The practices and strategies mentioned are valuable additions to a school’s formal and informal curricula. They incorporate real-world concepts and high engagement hands-on activities, which assist in creating 21st century learning opportunities and authentic experiences for students. These are educational aspects in which all instructional leaders can find value. In LEED schools where the building is used as a teaching tool, however, it is important for education leaders to consider ongoing staff development, so they are aware of the sustainable features and learning opportunities that exist within and outside of the building.
Environmental Protection Agency. (2014). Sustainability. Retrieved from http://www.epa.gov/sustainability/basicinfo.htm
Kats, G. (2006). Greening of America’s Schools: Costs and Benefits. Retrieved from http://www.usgbc.org/Docs/Archive/General/Docs2908.pdf.
Marable, S. (2015). Green Schools – The implementation and practices of environmental education in LEED and USED Green Ribbon public schools in Virginia. The Journal for the International Society for Educational Planning. 22 (1), 49-65.
Partnership for 21st Century Skills. (2014). Framework for 21st Century Learning. Retrieved from http://www.p21.org/about-us/p21-framework
About the Authors
Steve Marable is currently an adjunct professor at Virginia Tech. Prior to this role, he served as a middle school principal, school administrator, secondary teacher, and coach with Virginia Beach City Public Schools. In 2014, Steve received the Outstanding Dissertation Award from The International Society for Educational Planning (ISEP). In addition, he presented the findings from his study, ‘Green Schools – The implementation and practices of environmental education in LEED and USED Green Ribbon public schools in Virginia’ at ISEP’s annual conference in Cyprus, October 2014. He has presented on the subject of green schools at several state and national conferences as well.
Daniel Soderholm is currently the principal of Windsor High School. As principal he has led the school’s return to full accreditation status, implemented a 1-to-1 student iPad and laptop initiative, added an Academic Enrichment Period, a basketball league for students with intellectual disabilities, and multiple athletic teams.

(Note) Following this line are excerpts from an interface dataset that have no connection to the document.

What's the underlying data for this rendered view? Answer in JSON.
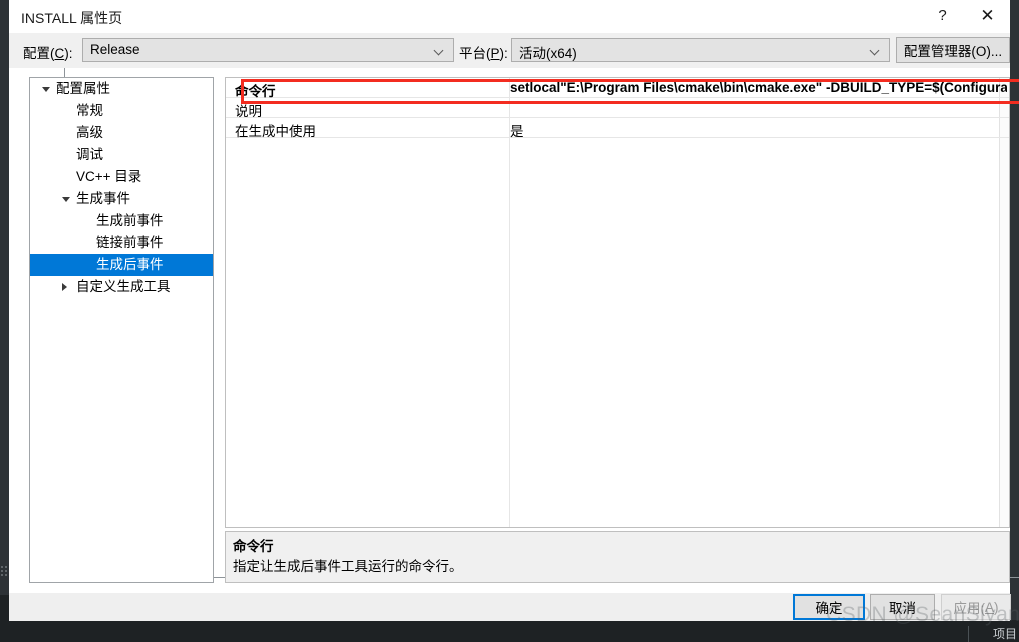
{
  "window": {
    "title": "INSTALL 属性页",
    "help_glyph": "?",
    "close_glyph": "✕"
  },
  "config_bar": {
    "configuration_label_pre": "配置(",
    "configuration_label_key": "C",
    "configuration_label_post": "):",
    "configuration_value": "Release",
    "platform_label_pre": "平台(",
    "platform_label_key": "P",
    "platform_label_post": "):",
    "platform_value": "活动(x64)",
    "config_manager_button": "配置管理器(O)..."
  },
  "tree": {
    "items": [
      {
        "label": "配置属性",
        "indent": 0,
        "arrow": "open",
        "selected": false
      },
      {
        "label": "常规",
        "indent": 1,
        "arrow": "none",
        "selected": false
      },
      {
        "label": "高级",
        "indent": 1,
        "arrow": "none",
        "selected": false
      },
      {
        "label": "调试",
        "indent": 1,
        "arrow": "none",
        "selected": false
      },
      {
        "label": "VC++ 目录",
        "indent": 1,
        "arrow": "none",
        "selected": false
      },
      {
        "label": "生成事件",
        "indent": 1,
        "arrow": "open",
        "selected": false
      },
      {
        "label": "生成前事件",
        "indent": 2,
        "arrow": "none",
        "selected": false
      },
      {
        "label": "链接前事件",
        "indent": 2,
        "arrow": "none",
        "selected": false
      },
      {
        "label": "生成后事件",
        "indent": 2,
        "arrow": "none",
        "selected": true
      },
      {
        "label": "自定义生成工具",
        "indent": 1,
        "arrow": "closed",
        "selected": false
      }
    ]
  },
  "grid": {
    "rows": [
      {
        "name": "命令行",
        "value": "setlocal\"E:\\Program Files\\cmake\\bin\\cmake.exe\" -DBUILD_TYPE=$(Configuratio",
        "highlighted": true
      },
      {
        "name": "说明",
        "value": "",
        "highlighted": false
      },
      {
        "name": "在生成中使用",
        "value": "是",
        "highlighted": false
      }
    ]
  },
  "description": {
    "title": "命令行",
    "text": "指定让生成后事件工具运行的命令行。"
  },
  "footer": {
    "ok_label": "确定",
    "cancel_label": "取消",
    "apply_label_pre": "应用(",
    "apply_label_key": "A",
    "apply_label_post": ")"
  },
  "watermark": {
    "text": "CSDN @SeanSiyang"
  },
  "background": {
    "tab_label": "项目"
  },
  "colors": {
    "accent": "#0078d7",
    "annotation_red": "#f32c20",
    "dialog_bg": "#ffffff",
    "panel_bg": "#f0f0f0"
  }
}
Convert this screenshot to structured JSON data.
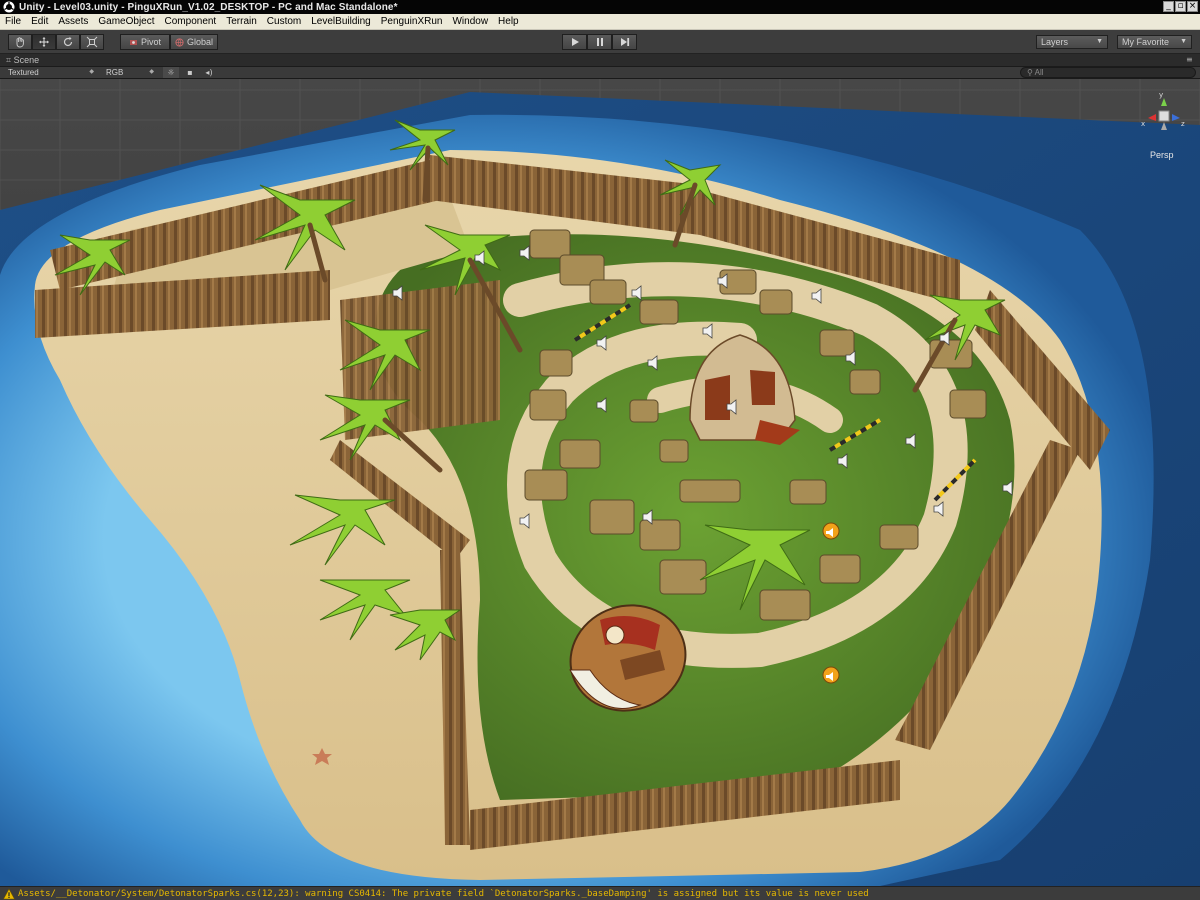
{
  "window": {
    "title": "Unity - Level03.unity - PinguXRun_V1.02_DESKTOP - PC and Mac Standalone*",
    "buttons": [
      "minimize-icon",
      "maximize-icon",
      "close-icon"
    ]
  },
  "menu": {
    "items": [
      {
        "label": "File"
      },
      {
        "label": "Edit"
      },
      {
        "label": "Assets"
      },
      {
        "label": "GameObject"
      },
      {
        "label": "Component"
      },
      {
        "label": "Terrain"
      },
      {
        "label": "Custom"
      },
      {
        "label": "LevelBuilding"
      },
      {
        "label": "PenguinXRun"
      },
      {
        "label": "Window"
      },
      {
        "label": "Help"
      }
    ]
  },
  "toolbar": {
    "tools": [
      "hand-tool-icon",
      "move-tool-icon",
      "rotate-tool-icon",
      "scale-tool-icon"
    ],
    "active_tool": "move",
    "pivot_label": "Pivot",
    "global_label": "Global",
    "play_controls": [
      "play-icon",
      "pause-icon",
      "step-icon"
    ],
    "layers_label": "Layers",
    "layout_label": "My Favorite"
  },
  "scene_view": {
    "tab_label": "Scene",
    "render_mode": "Textured",
    "color_mode": "RGB",
    "search_placeholder": "All",
    "camera_mode": "Persp",
    "gizmo_axes": {
      "y": "y",
      "x": "x",
      "z": "z"
    }
  },
  "colors": {
    "toolbar_bg": "#3d3d3d",
    "menu_bg": "#ece9d8",
    "sea": "#1f5a9a",
    "shallow": "#62b8ea",
    "sand": "#e4cfa2",
    "grass": "#5f8f2c",
    "warning": "#e6b800"
  },
  "status": {
    "message": "Assets/__Detonator/System/DetonatorSparks.cs(12,23): warning CS0414: The private field `DetonatorSparks._baseDamping' is assigned but its value is never used"
  }
}
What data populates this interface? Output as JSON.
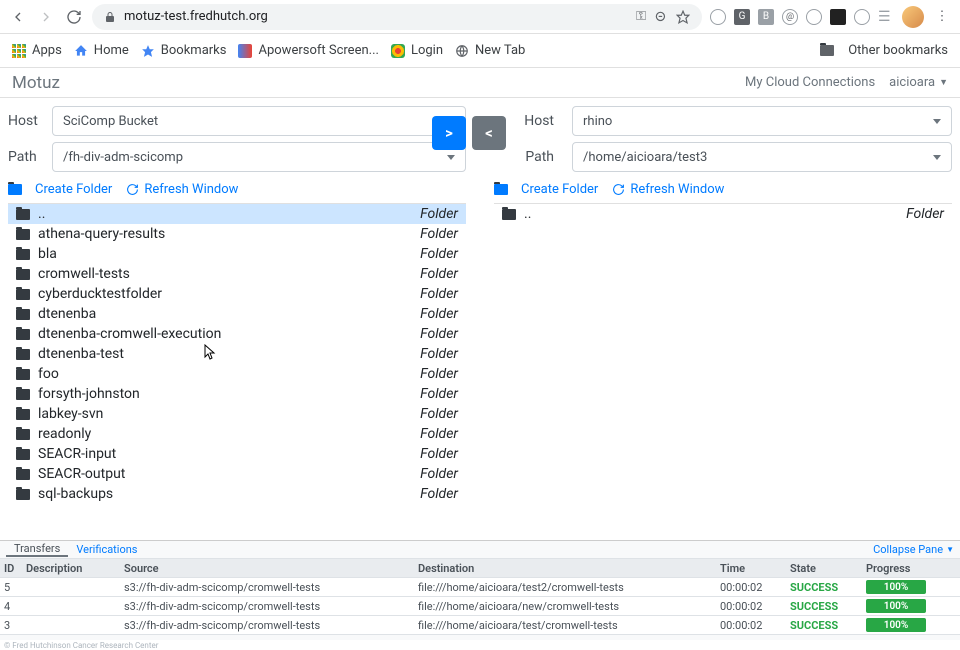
{
  "chrome": {
    "url": "motuz-test.fredhutch.org",
    "bookmarks": [
      "Apps",
      "Home",
      "Bookmarks",
      "Apowersoft Screen...",
      "Login",
      "New Tab"
    ],
    "other_bookmarks": "Other bookmarks"
  },
  "app": {
    "title": "Motuz",
    "cloud_link": "My Cloud Connections",
    "user": "aicioara"
  },
  "left": {
    "host_label": "Host",
    "host_value": "SciComp Bucket",
    "path_label": "Path",
    "path_value": "/fh-div-adm-scicomp",
    "create_folder": "Create Folder",
    "refresh": "Refresh Window",
    "files": [
      {
        "name": "..",
        "type": "Folder",
        "up": true
      },
      {
        "name": "athena-query-results",
        "type": "Folder"
      },
      {
        "name": "bla",
        "type": "Folder"
      },
      {
        "name": "cromwell-tests",
        "type": "Folder"
      },
      {
        "name": "cyberducktestfolder",
        "type": "Folder"
      },
      {
        "name": "dtenenba",
        "type": "Folder"
      },
      {
        "name": "dtenenba-cromwell-execution",
        "type": "Folder"
      },
      {
        "name": "dtenenba-test",
        "type": "Folder"
      },
      {
        "name": "foo",
        "type": "Folder"
      },
      {
        "name": "forsyth-johnston",
        "type": "Folder"
      },
      {
        "name": "labkey-svn",
        "type": "Folder"
      },
      {
        "name": "readonly",
        "type": "Folder"
      },
      {
        "name": "SEACR-input",
        "type": "Folder"
      },
      {
        "name": "SEACR-output",
        "type": "Folder"
      },
      {
        "name": "sql-backups",
        "type": "Folder"
      }
    ]
  },
  "right": {
    "host_label": "Host",
    "host_value": "rhino",
    "path_label": "Path",
    "path_value": "/home/aicioara/test3",
    "create_folder": "Create Folder",
    "refresh": "Refresh Window",
    "files": [
      {
        "name": "..",
        "type": "Folder",
        "up": false
      }
    ]
  },
  "transfer": {
    "right": ">",
    "left": "<"
  },
  "transfers": {
    "tab1": "Transfers",
    "tab2": "Verifications",
    "collapse": "Collapse Pane",
    "headers": {
      "id": "ID",
      "desc": "Description",
      "src": "Source",
      "dst": "Destination",
      "time": "Time",
      "state": "State",
      "prog": "Progress"
    },
    "rows": [
      {
        "id": "5",
        "desc": "",
        "src": "s3://fh-div-adm-scicomp/cromwell-tests",
        "dst": "file:///home/aicioara/test2/cromwell-tests",
        "time": "00:00:02",
        "state": "SUCCESS",
        "prog": "100%"
      },
      {
        "id": "4",
        "desc": "",
        "src": "s3://fh-div-adm-scicomp/cromwell-tests",
        "dst": "file:///home/aicioara/new/cromwell-tests",
        "time": "00:00:02",
        "state": "SUCCESS",
        "prog": "100%"
      },
      {
        "id": "3",
        "desc": "",
        "src": "s3://fh-div-adm-scicomp/cromwell-tests",
        "dst": "file:///home/aicioara/test/cromwell-tests",
        "time": "00:00:02",
        "state": "SUCCESS",
        "prog": "100%"
      }
    ]
  },
  "footer": "© Fred Hutchinson Cancer Research Center"
}
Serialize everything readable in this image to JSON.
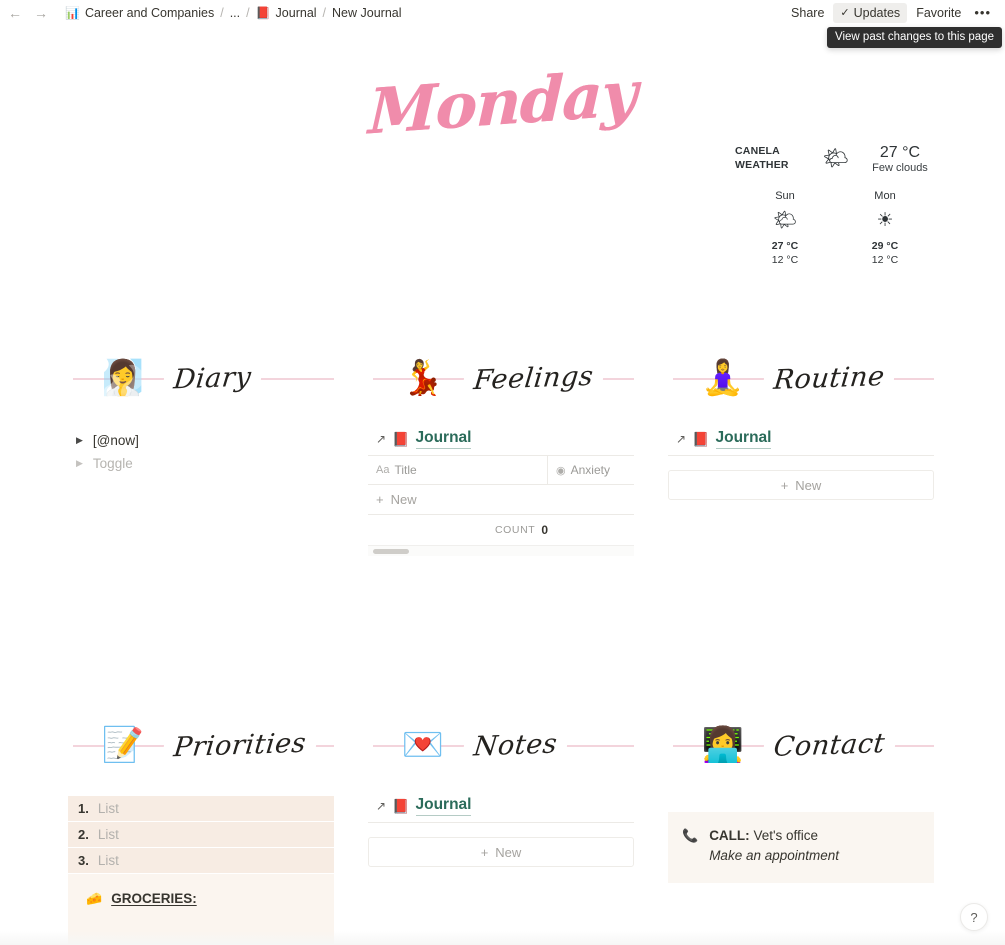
{
  "topbar": {
    "back_icon": "arrow-left-icon",
    "forward_icon": "arrow-right-icon",
    "breadcrumbs": [
      {
        "emoji": "📊",
        "label": "Career and Companies"
      },
      {
        "emoji": "",
        "label": "..."
      },
      {
        "emoji": "📕",
        "label": "Journal"
      },
      {
        "emoji": "",
        "label": "New Journal"
      }
    ],
    "separator": "/",
    "share_label": "Share",
    "updates_label": "Updates",
    "updates_check": "✓",
    "favorite_label": "Favorite",
    "more_label": "•••",
    "tooltip": "View past changes to this page"
  },
  "title": "Monday",
  "title_color": "#f08cab",
  "weather": {
    "city_line1": "CANELA",
    "city_line2": "WEATHER",
    "current_icon": "sun-behind-cloud-icon",
    "current_temp": "27 °C",
    "current_desc": "Few clouds",
    "days": [
      {
        "name": "Sun",
        "icon": "sun-behind-cloud-icon",
        "high": "27 °C",
        "low": "12 °C"
      },
      {
        "name": "Mon",
        "icon": "sun-icon",
        "high": "29 °C",
        "low": "12 °C"
      }
    ]
  },
  "sections": {
    "diary": {
      "heading": "Diary",
      "illustration": "woman-reading-illustration",
      "toggles": [
        {
          "label": "[@now]",
          "muted": false
        },
        {
          "label": "Toggle",
          "muted": true
        }
      ]
    },
    "feelings": {
      "heading": "Feelings",
      "illustration": "couple-dancing-illustration",
      "db": {
        "arrow": "↗",
        "emoji": "📕",
        "title": "Journal",
        "columns": [
          {
            "icon": "title-icon",
            "label": "Title"
          },
          {
            "icon": "select-icon",
            "label": "Anxiety"
          }
        ],
        "new_label": "New",
        "count_label": "COUNT",
        "count_value": "0"
      }
    },
    "routine": {
      "heading": "Routine",
      "illustration": "woman-sitting-chair-illustration",
      "db": {
        "arrow": "↗",
        "emoji": "📕",
        "title": "Journal",
        "new_label": "New"
      }
    },
    "priorities": {
      "heading": "Priorities",
      "illustration": "pink-checklist-notepad-illustration",
      "list": [
        {
          "n": "1.",
          "text": "List"
        },
        {
          "n": "2.",
          "text": "List"
        },
        {
          "n": "3.",
          "text": "List"
        }
      ],
      "groceries": {
        "emoji": "🧀",
        "label": "GROCERIES:"
      }
    },
    "notes": {
      "heading": "Notes",
      "illustration": "folded-letter-illustration",
      "db": {
        "arrow": "↗",
        "emoji": "📕",
        "title": "Journal",
        "new_label": "New"
      }
    },
    "contact": {
      "heading": "Contact",
      "illustration": "person-laptop-illustration",
      "callout": {
        "icon": "phone-icon",
        "strong": "CALL:",
        "text": " Vet's office",
        "italic": "Make an appointment"
      }
    }
  },
  "help": {
    "label": "?"
  }
}
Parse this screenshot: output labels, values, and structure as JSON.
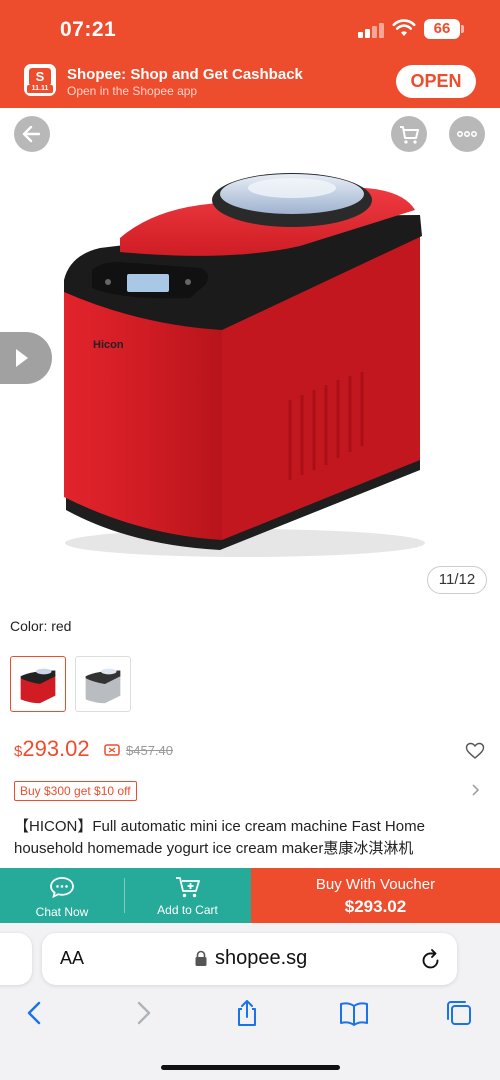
{
  "status_bar": {
    "time": "07:21",
    "battery": "66"
  },
  "banner": {
    "logo_text": "S",
    "logo_badge": "11.11",
    "title": "Shopee: Shop and Get Cashback",
    "subtitle": "Open in the Shopee app",
    "open_label": "OPEN"
  },
  "product": {
    "brand_on_device": "Hicon",
    "image_counter": "11/12",
    "color_label": "Color: red",
    "variants": [
      "red",
      "silver"
    ],
    "selected_variant": "red",
    "price_currency": "$",
    "price": "293.02",
    "original_price": "$457.40",
    "voucher_tag": "Buy $300 get $10 off",
    "title": "【HICON】Full automatic mini ice cream machine Fast Home household homemade yogurt ice cream maker惠康冰淇淋机"
  },
  "action_bar": {
    "chat_label": "Chat Now",
    "cart_label": "Add to Cart",
    "buy_label": "Buy With Voucher",
    "buy_price": "$293.02"
  },
  "browser": {
    "aa_label": "AA",
    "url": "shopee.sg"
  },
  "colors": {
    "brand": "#ee4d2d",
    "teal": "#26aa99",
    "machine_red": "#d91e26"
  },
  "icons": [
    "back-icon",
    "cart-icon",
    "more-icon",
    "play-icon",
    "promo-icon",
    "heart-icon",
    "chevron-right-icon",
    "chat-icon",
    "add-to-cart-icon",
    "lock-icon",
    "reload-icon",
    "browser-back-icon",
    "browser-forward-icon",
    "share-icon",
    "bookmarks-icon",
    "tabs-icon"
  ]
}
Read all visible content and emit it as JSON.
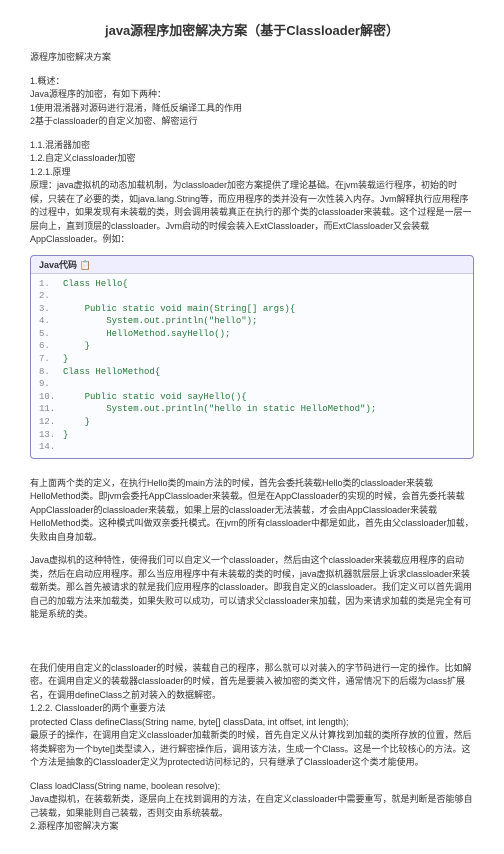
{
  "title": "java源程序加密解决方案（基于Classloader解密）",
  "intro": "源程序加密解决方案",
  "s1": "1.概述：",
  "s1_1": "Java源程序的加密，有如下两种：",
  "s1_2": "1使用混淆器对源码进行混淆，降低反编译工具的作用",
  "s1_3": "2基于classloader的自定义加密、解密运行",
  "s2": "1.1.混淆器加密",
  "s3": "1.2.自定义classloader加密",
  "s4": "1.2.1.原理",
  "p1": "原理：java虚拟机的动态加载机制，为classloader加密方案提供了理论基础。在jvm装载运行程序，初始的时候，只装在了必要的类，如java.lang.String等，而应用程序的类并没有一次性装入内存。Jvm解释执行应用程序的过程中，如果发现有未装载的类，则会调用装载真正在执行的那个类的classloader来装载。这个过程是一层一层向上，直到顶层的classloader。Jvm启动的时候会装入ExtClassloader，而ExtClassloader又会装载AppClassloader。例如：",
  "code_header": "Java代码",
  "code": [
    "Class Hello{",
    "",
    "    Public static void main(String[] args){",
    "        System.out.println(\"hello\");",
    "        HelloMethod.sayHello();",
    "    }",
    "}",
    "Class HelloMethod{",
    "",
    "    Public static void sayHello(){",
    "        System.out.println(\"hello in static HelloMethod\");",
    "    }",
    "}",
    ""
  ],
  "p2": "有上面两个类的定义，在执行Hello类的main方法的时候，首先会委托装载Hello类的classloader来装载HelloMethod类。即jvm会委托AppClassloader来装载。但是在AppClassloader的实现的时候，会首先委托装载AppClassloader的classloader来装载，如果上层的classloader无法装载，才会由AppClassloader来装载HelloMethod类。这种模式叫做双亲委托模式。在jvm的所有classloader中都是如此，首先由父classloader加载，失败由自身加载。",
  "p3": "Java虚拟机的这种特性，使得我们可以自定义一个classloader，然后由这个classloader来装载应用程序的启动类，然后在启动应用程序。那么当应用程序中有未装载的类的时候，java虚拟机器就层层上诉求classloader来装载新类。那么首先被请求的就是我们应用程序的classloader。即我自定义的classloader。我们定义可以首先调用自己的加载方法来加载类，如果失败可以成功，可以请求父classloader来加载，因为来请求加载的类是完全有可能是系统的类。",
  "p4": "在我们使用自定义的classloader的时候，装载自己的程序，那么就可以对装入的字节码进行一定的操作。比如解密。在调用自定义的装载器classloader的时候，首先是要装入被加密的类文件，通常情况下的后缀为class扩展名，在调用defineClass之前对装入的数据解密。",
  "s5": "1.2.2. Classloader的两个重要方法",
  "p5": "protected Class defineClass(String name, byte[] classData, int offset, int length);",
  "p6": "最原子的操作，在调用自定义classloader加载新类的时候，首先自定义从计算找到加载的类所存放的位置，然后将类解密为一个byte[]类型读入，进行解密操作后，调用该方法，生成一个Class。这是一个比较核心的方法。这个方法是抽象的Classloader定义为protected访问标记的，只有继承了Classloader这个类才能使用。",
  "p7": "Class loadClass(String name, boolean resolve);",
  "p8": "Java虚拟机，在装载新类，逐层向上在找到调用的方法，在自定义classloader中需要重写，就是判断是否能够自己装载，如果能则自己装载，否则交由系统装载。",
  "s6": "2.源程序加密解决方案"
}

He is now leading a new academic focus with Deeper Learning utilizing project-based learning and new career and technical education opportunities. Previous to his current position, he was an assistant principal, athletic director, and high school history teacher. Soderholm holds a B.A. in History Teaching from Brigham Young University and a M.Ed. in Educational Leadership from Virginia Commonwealth University. He is currently a Ph.D. candidate in Educational Leadership at Old Dominion University.